Wow, fluff! A mile is great! I found out the the pool at the Y where I swim is only 25 meters which means a mile is 64 lengths!! I've worked up to 16! hahahah

xFLUFFYx
08-23-2007, 11:57 AM
Crapppp....can u hear me cursing lol...

I just got off the phone with the gym/pool and the pool I have been swimming in is 50 meters in length. I have been swimming 12 lengths...which is NOT a mile :(
(when I see that lifegaurd who said it was..he will feel my wrath lmao)....BUT...the GOOD news is...there are 1609 meters in a mile...which equals 32 lengths x 50 meters (50 meters equals one length). Right now I have been doing 12 lengths...or approx 1/3 mile....so its on....1 mile..here I come!!

Geeeezzz...when I first read your reply..I sunk very low in my chair but now I am just more determined to accomplish a mile.....(grabbing my floaties...I'm off to the pool.)

xFLUFFYx
08-23-2007, 12:00 PM
I better invest in some good goggles too lol.

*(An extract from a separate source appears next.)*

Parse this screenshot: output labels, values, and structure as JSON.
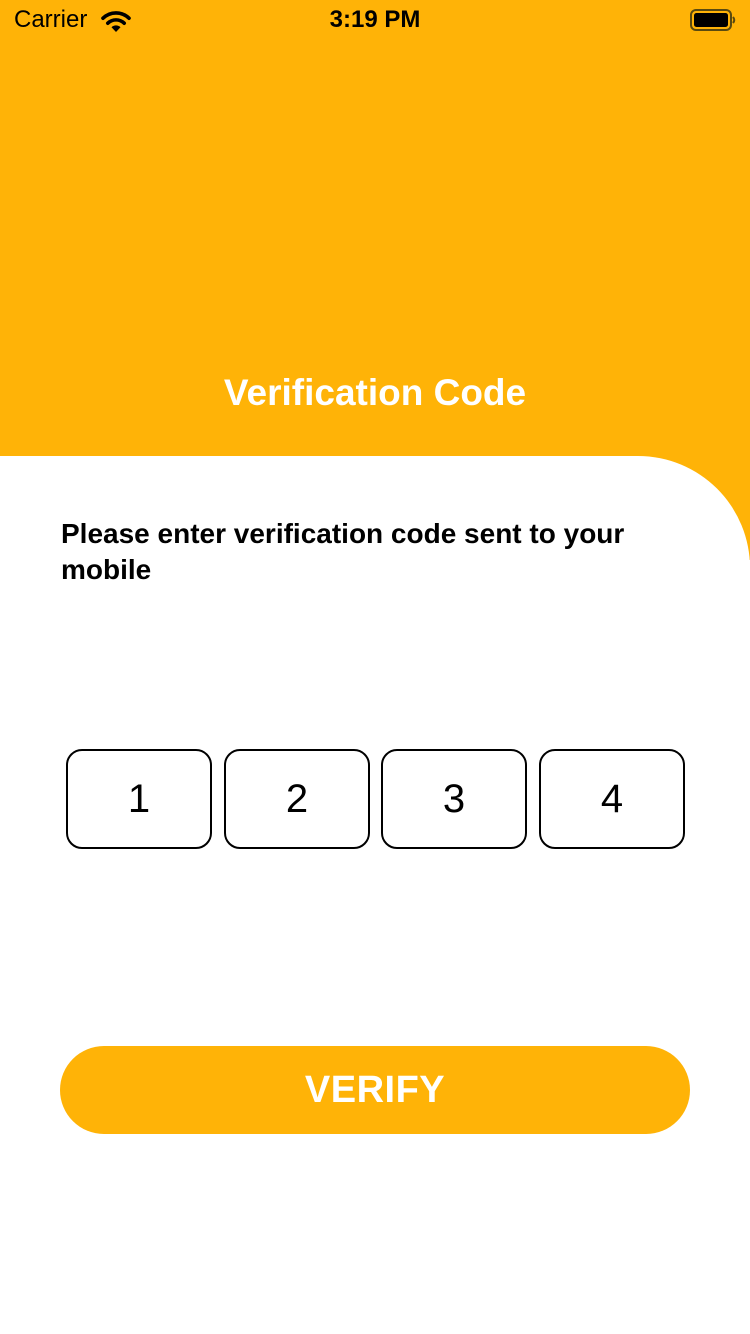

LaurieDawn
08-23-2007, 02:45 PM
Actually, Fluffy, I'm quite glad you made that error. My pool lengths are the same as Tricia's, only I thought that I had to do 70 lengths in order to reach a mile. So, when I read that you were doing a mile on the day that you started, I thought that if you could do it so quickly, I should be able to do it after swimming almost daily for three months. So, yesterday, I swam 71 lengths (front crawl, no less!), and I felt amazing (and exhausted)! A little competition kicks me in the butt every time, and the scale this morning confirmed that my effort was worth it. So - thanks for the push, even if it may have been accidental.